Sunday’s concert, dedicated to the late, longtime Marlboro and Guarneri Quartet cellist David Soyer, was a typical Marlboro program, sort of a Talent Night for the Really Talented. Oddly, nothing on the program featured cello. It opened with the Haydn Piano Trio in C Minor, Hob. XV:27 (c. 1797) in a lovely performance, with a particularly delightful Presto Finale. Like the composer’s other piano trios, the cello part merely doubled the piano.
Regrettably, there were no program notes, nor was there a single word about the performers. The next pieces were Three Duets, Op. 20 (1858-60) by Brahms, sung gorgeously by soprano Susanna Phillips and mezzo-soprano Jennifer Johnson, with pianist Lucia Brown.
For this listener, the next piece, featuring the great young Israeli harpist Sivan Magen, was the concert’s highlight. This septet, considered by many to be a harp concerto, was called “Introduction and Allegro” on the program, but its real name is Introduction and Allegro for Harp, Flute, Clarinet, and String Quartet. Magen, the first Israeli winner (2006) of the prestigious Israel Harp Competition and now a Pro Musicis artist, is in his third summer at Marlboro, which had the good sense to grab him before he was a big competition winner. Magen had a formidable technique, a lovely sense of color, and masterful musicianship. Like any great musician, he makes each work he plays his, and always convincingly so (I have heard him recently at a harp conference, at several of Berkshires chamber music concerts, and several years ago at Marlboro). Here his initially understated dynamics, quieter than one usually hears at the piece’s first solo, drew the audience in, building up gradually to a heart-stopping crescendo in Ravel’s brilliant cadenza. Harmonics were stunning, the accompaniment excellent, and the tempo quite exhilarating. The clarinetist, Moran Katz, was outstanding. Bravo to all seven players.

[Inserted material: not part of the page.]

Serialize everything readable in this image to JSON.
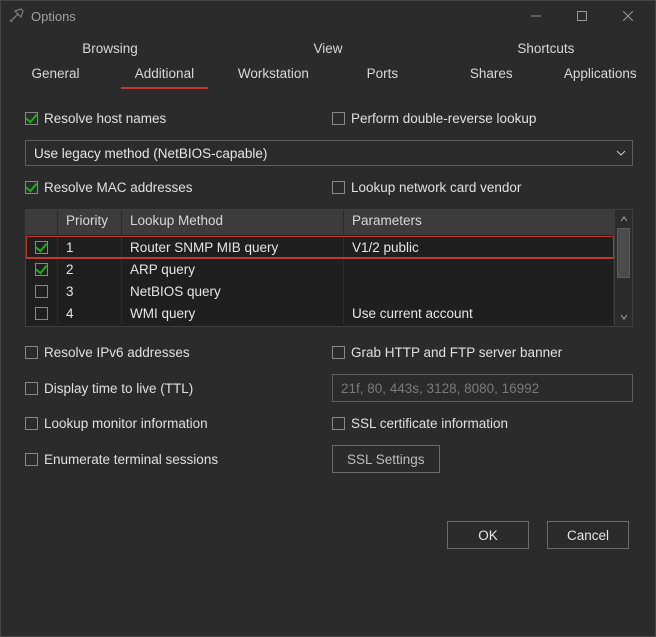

Dvorak’s beautiful Piano Quartet in E-flat Major (1889) featured pianist Richard Goode, violinist Joseph Lin, violist Dimitri Murrath, and cellist Saeunn Thorsteinsdottir. The violin and viola were often overpowered by the piano, leaving countermelodies and subsidiary melodies hard to discern. Often, the piece seems to want to break free of its piano quartet restraints and become a cello concerto; Thorsteinsdottir was certainly up to the task. The Dvorak got the standard standing ovation. Is there a summer concert that doesn’t end with one?